    Cross winds could be a problem however, someone with more knowledge of the ships aerodynamics would have to answer that – although I’m willing to bet there are very practical soulituions

    As for fuel conservation – if the ship can carry say twice the passanger load of a 747 with the same fuel comsumption then we have just made it twice as economical to fly, requiring half sa many craft in the air to carry the same amount of passangers – sounds like good savings to me

  • treehugger1213

    I think its a brilliant idea. Its gas efficient and is friendly to the atmosphere. I grew up wishing airships were still afloat. I thought it would be fascinating to be a crew-member

  • i will build it

    if they won’t make it i don’t see why we couldn’t make a smaller one. could reuse the helium using it like ballasts to help stabilize it and to keep it firmly on the ground in case winds pick up. cross winds probably won’t be a concern, the sides can be rounded to be aerodynamic enough to lower the drag coefficient sufficiently. new technologies in light weigh flexible solar panels are getting mainstream at only about 8% efficiency compared to solid panels at around 16% i believe, they’ll mature. using lithium batteries and a small generator like a plug in hybrid and there you got the propulsion for the craft and power for the helium compressor. if one were produced privately and proved to work then larger scaled version would pop up everywhere. the RMS queen Elizabeth 2 ship has a gas mileage of about 0.009375 mile/imperial gallon. with a 1777 passenger limit its larger but a large scale of this hybrid aircraft using almost no fuel i don’t see why it couldn’t do better. the technology is there it just needs to get built, matured and proven to work.

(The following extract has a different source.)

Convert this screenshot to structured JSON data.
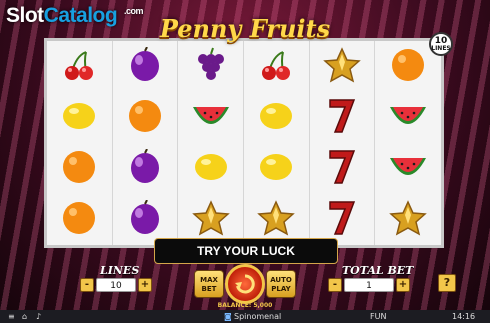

  • yoyo

    hey it’s great idea to do tht shit boys u boys should do it… im proud at u boys.

  • Chris Emmett

    Hey people of the world , What is it that makes it so different, to PLanes. You got it one. No sitting on long haul flights anymore. You can walk around or lie down, and less chance of it crashing or engine failure. Would certainly pay the money to get on one of these. Round about now is when they should put them out as most plane companies are going bust over the rising cost of fuel. This airship above would be the mummy of all Airships. Imagine dinning at one end and dancing the night away in the sky at the other end. Oh Aeroscraft hurry up please and roll out this for production. For the people who cant afford the new Airbus this would be ten times better.

  • patrick mckenna

    why does half the peole here make this out to be the worsed thing ever made IT IS COOL

  • Mike E Lyons

    if they filled it with nothing would that not be lighter than air someone tell me why that is not possible.

    the frame in the illustrations is a good start now add helium or nothing filled wings and solar collectors to drive electric propellers

  • http://www.ElmontGlass.com Glen

    Will there be any Switchable Glass on board?